How does one look at Disney with an architect’s eye? There are these terms that people throw around, including myself, most often with a negative connotation. Disneyfication or Disneyfy. The reference is toward any large development, a trivial tourist haven, something bogus and culturally imposed or a fakery. It certainly has its place and when used properly can drive home a point. However, I see a story in the buildings of Disney. Walt was an artist at heart. He could draw cartoons and imbue them with such life you could almost hear it coming off the page. He was a storyteller. It’s the oldest form of art. We drew on cave walls to explain ourselves. I think what has been done at Walt Disney World is another form of the same. I will never live in the Victorian era, or experience the Atlantic City Boardwalk, but I can walk into a building, hear the music of the era, see ornate details, colors and textures and get a sense of what that could have been like.

This one might be easy: What do you think are the most important tenets of Disney World design? Creativity and imagination. They have a mission statement, ‘To make people happy’. I think they achieve that by never letting an idea reside in the impossible.

If SOMMA were commissioned to design any part of Disney World, which would it be and why? I have hospitality in my blood. It would have to be a hotel perhaps a place where Jay Gatsby would have thrown fabulous parties.

Favorite Disney character? Well, this will come as a surprise, as she not a furry character. I’ve always loved Hayley Mills in any Disney film.

Favorite Disney movie? I’m going to throw you another curve ball-again it’s not all about the animation (or the Mouse!). ‘Summer Magic’, a 1963 movie about a Boston widow who moves with her children to a small town in Maine. How’s that for bringing it all full circle?

Do you think you’ll go to Disney annually for the rest of your life? Or will you outlast Disney? We have a family tradition. I hope it lasts.

Some books I highly recommend, both to those in the design industry and anyone who has an interest in a story of business and successes:

Building a Dream, The Art of Disney Architecture by Beth Dunlop

Designing Disney, Imagineering and the Art of the Show by John Hench

This last one is a must for an engineering mind or anyone who has spent time on a job site. What Would Walt Do? An insider’s story about the design and construction of Walt Disney World by D.M.Miller

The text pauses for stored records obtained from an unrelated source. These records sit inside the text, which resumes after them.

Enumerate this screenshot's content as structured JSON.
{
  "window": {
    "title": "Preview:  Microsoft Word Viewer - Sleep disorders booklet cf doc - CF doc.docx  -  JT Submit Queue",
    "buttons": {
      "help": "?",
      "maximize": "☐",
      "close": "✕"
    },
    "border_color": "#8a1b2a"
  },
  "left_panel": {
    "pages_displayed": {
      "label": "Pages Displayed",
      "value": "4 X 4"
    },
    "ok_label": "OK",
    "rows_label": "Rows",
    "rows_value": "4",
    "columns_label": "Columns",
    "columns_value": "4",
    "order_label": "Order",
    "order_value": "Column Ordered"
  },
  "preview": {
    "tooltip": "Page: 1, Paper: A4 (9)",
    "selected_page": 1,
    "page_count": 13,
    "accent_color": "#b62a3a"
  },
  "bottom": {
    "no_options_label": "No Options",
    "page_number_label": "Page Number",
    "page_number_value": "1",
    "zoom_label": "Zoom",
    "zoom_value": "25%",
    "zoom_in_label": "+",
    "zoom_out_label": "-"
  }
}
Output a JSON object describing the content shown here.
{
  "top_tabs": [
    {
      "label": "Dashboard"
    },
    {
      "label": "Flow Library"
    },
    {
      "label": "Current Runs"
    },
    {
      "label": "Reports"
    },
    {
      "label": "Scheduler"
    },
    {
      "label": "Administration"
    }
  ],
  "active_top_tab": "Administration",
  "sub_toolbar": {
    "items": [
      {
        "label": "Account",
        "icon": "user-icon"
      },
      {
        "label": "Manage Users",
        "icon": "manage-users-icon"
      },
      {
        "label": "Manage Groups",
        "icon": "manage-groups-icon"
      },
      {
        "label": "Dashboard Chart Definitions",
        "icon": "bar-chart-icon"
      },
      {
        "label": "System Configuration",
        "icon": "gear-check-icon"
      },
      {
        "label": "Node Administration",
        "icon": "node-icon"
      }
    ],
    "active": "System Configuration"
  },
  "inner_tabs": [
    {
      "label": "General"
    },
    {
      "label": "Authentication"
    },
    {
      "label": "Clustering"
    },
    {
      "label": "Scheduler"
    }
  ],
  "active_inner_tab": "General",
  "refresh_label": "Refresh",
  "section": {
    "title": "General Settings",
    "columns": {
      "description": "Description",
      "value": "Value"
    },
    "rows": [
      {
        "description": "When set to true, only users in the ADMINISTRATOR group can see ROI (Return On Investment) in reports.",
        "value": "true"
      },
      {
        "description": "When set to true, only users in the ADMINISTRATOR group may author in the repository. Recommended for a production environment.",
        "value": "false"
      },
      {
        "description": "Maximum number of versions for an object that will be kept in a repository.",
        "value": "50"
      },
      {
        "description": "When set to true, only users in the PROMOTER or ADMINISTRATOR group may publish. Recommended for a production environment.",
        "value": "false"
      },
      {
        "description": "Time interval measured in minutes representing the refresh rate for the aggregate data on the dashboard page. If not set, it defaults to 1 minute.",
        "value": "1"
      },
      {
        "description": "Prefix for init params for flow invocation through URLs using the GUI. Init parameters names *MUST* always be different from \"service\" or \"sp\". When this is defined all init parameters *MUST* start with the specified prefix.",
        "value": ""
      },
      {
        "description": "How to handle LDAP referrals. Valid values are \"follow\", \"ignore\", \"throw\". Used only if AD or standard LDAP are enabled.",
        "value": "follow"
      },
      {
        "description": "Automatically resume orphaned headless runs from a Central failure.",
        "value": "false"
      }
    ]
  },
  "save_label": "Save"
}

SOMMA Studios is a design firm based in Portsmouth, New Hampshire. Our specialty is building design with a focus on residential; new homes, additions, renovations and urban living. design@SOMMAstudios.com,

603.766.3760 ext. 12.